Start of DATA RECORDS

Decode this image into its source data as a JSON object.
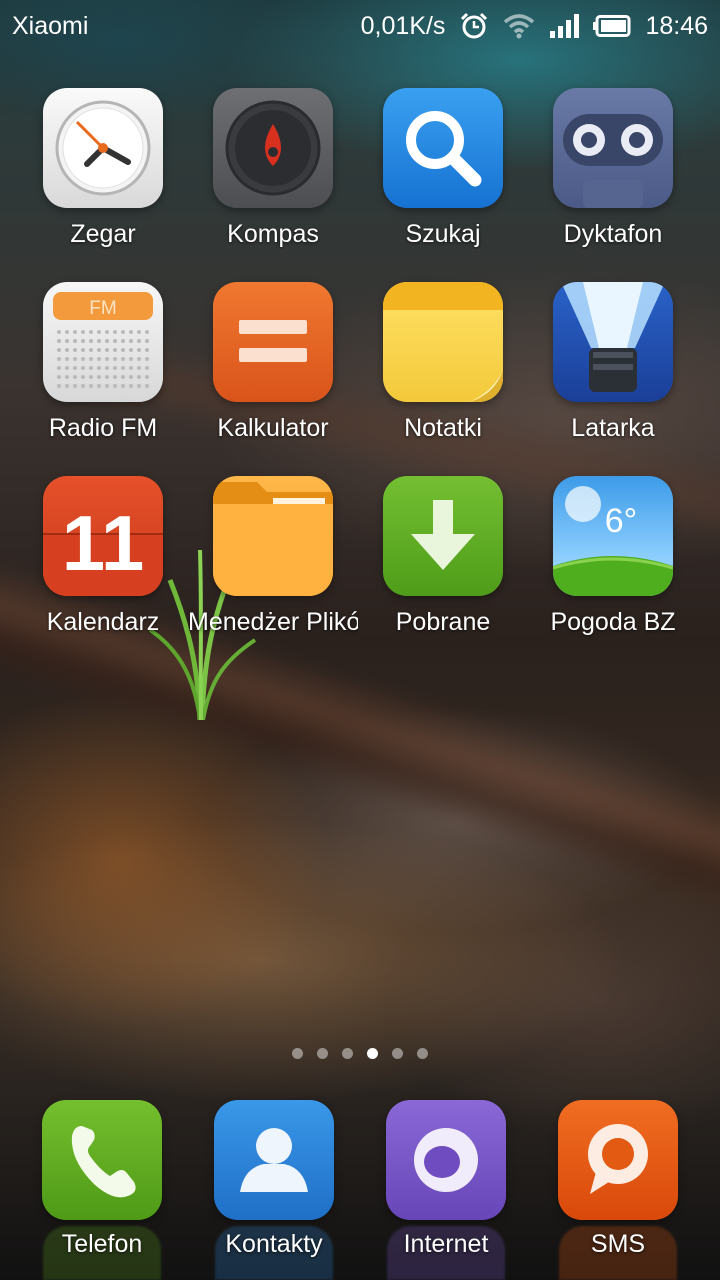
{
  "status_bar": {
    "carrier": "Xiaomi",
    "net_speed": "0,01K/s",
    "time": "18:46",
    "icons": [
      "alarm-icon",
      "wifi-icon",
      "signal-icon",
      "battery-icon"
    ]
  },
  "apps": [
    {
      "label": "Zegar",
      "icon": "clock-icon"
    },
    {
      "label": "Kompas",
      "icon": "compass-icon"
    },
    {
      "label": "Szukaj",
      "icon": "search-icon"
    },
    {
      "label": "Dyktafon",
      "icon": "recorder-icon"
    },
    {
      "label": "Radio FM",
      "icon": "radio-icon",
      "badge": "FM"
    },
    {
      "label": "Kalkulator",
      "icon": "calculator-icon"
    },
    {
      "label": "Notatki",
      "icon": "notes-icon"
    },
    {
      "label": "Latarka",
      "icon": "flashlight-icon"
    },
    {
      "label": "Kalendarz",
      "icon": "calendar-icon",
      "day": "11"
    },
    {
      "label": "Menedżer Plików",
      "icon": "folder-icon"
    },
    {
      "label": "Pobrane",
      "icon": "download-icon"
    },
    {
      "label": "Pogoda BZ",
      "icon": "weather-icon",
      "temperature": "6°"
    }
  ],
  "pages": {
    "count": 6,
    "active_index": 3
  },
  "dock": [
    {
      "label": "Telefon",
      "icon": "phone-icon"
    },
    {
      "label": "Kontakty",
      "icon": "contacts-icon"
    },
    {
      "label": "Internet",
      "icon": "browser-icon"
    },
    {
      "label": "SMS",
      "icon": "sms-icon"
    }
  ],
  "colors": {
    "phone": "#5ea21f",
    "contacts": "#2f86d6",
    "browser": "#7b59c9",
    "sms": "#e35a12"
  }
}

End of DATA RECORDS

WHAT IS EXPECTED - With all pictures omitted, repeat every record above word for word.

ANSWER TO THE EXERCISE -
Decode this image into its source data as a JSON object.
{
  "status_bar": {
    "carrier": "Xiaomi",
    "net_speed": "0,01K/s",
    "time": "18:46",
    "icons": [
      "alarm-icon",
      "wifi-icon",
      "signal-icon",
      "battery-icon"
    ]
  },
  "apps": [
    {
      "label": "Zegar",
      "icon": "clock-icon"
    },
    {
      "label": "Kompas",
      "icon": "compass-icon"
    },
    {
      "label": "Szukaj",
      "icon": "search-icon"
    },
    {
      "label": "Dyktafon",
      "icon": "recorder-icon"
    },
    {
      "label": "Radio FM",
      "icon": "radio-icon",
      "badge": "FM"
    },
    {
      "label": "Kalkulator",
      "icon": "calculator-icon"
    },
    {
      "label": "Notatki",
      "icon": "notes-icon"
    },
    {
      "label": "Latarka",
      "icon": "flashlight-icon"
    },
    {
      "label": "Kalendarz",
      "icon": "calendar-icon",
      "day": "11"
    },
    {
      "label": "Menedżer Plików",
      "icon": "folder-icon"
    },
    {
      "label": "Pobrane",
      "icon": "download-icon"
    },
    {
      "label": "Pogoda BZ",
      "icon": "weather-icon",
      "temperature": "6°"
    }
  ],
  "pages": {
    "count": 6,
    "active_index": 3
  },
  "dock": [
    {
      "label": "Telefon",
      "icon": "phone-icon"
    },
    {
      "label": "Kontakty",
      "icon": "contacts-icon"
    },
    {
      "label": "Internet",
      "icon": "browser-icon"
    },
    {
      "label": "SMS",
      "icon": "sms-icon"
    }
  ],
  "colors": {
    "phone": "#5ea21f",
    "contacts": "#2f86d6",
    "browser": "#7b59c9",
    "sms": "#e35a12"
  }
}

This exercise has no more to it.